[EXERCISE INPUT — start]

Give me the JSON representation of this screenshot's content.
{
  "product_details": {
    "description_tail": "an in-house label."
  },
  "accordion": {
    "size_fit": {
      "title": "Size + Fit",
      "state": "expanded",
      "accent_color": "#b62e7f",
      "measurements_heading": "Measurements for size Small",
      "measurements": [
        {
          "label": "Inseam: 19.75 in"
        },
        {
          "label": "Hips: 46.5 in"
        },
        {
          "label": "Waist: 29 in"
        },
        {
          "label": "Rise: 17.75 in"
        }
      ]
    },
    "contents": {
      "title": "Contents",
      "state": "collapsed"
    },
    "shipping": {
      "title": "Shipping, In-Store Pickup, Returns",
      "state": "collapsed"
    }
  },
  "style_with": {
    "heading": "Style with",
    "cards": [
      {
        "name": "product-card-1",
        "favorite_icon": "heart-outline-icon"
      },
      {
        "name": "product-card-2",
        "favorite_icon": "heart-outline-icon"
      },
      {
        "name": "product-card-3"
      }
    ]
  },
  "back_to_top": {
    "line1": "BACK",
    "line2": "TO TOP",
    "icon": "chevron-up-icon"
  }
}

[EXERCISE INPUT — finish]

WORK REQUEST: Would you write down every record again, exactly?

ANSWER BOX:
Give me the JSON representation of this screenshot's content.
{
  "product_details": {
    "description_tail": "an in-house label."
  },
  "accordion": {
    "size_fit": {
      "title": "Size + Fit",
      "state": "expanded",
      "accent_color": "#b62e7f",
      "measurements_heading": "Measurements for size Small",
      "measurements": [
        {
          "label": "Inseam: 19.75 in"
        },
        {
          "label": "Hips: 46.5 in"
        },
        {
          "label": "Waist: 29 in"
        },
        {
          "label": "Rise: 17.75 in"
        }
      ]
    },
    "contents": {
      "title": "Contents",
      "state": "collapsed"
    },
    "shipping": {
      "title": "Shipping, In-Store Pickup, Returns",
      "state": "collapsed"
    }
  },
  "style_with": {
    "heading": "Style with",
    "cards": [
      {
        "name": "product-card-1",
        "favorite_icon": "heart-outline-icon"
      },
      {
        "name": "product-card-2",
        "favorite_icon": "heart-outline-icon"
      },
      {
        "name": "product-card-3"
      }
    ]
  },
  "back_to_top": {
    "line1": "BACK",
    "line2": "TO TOP",
    "icon": "chevron-up-icon"
  }
}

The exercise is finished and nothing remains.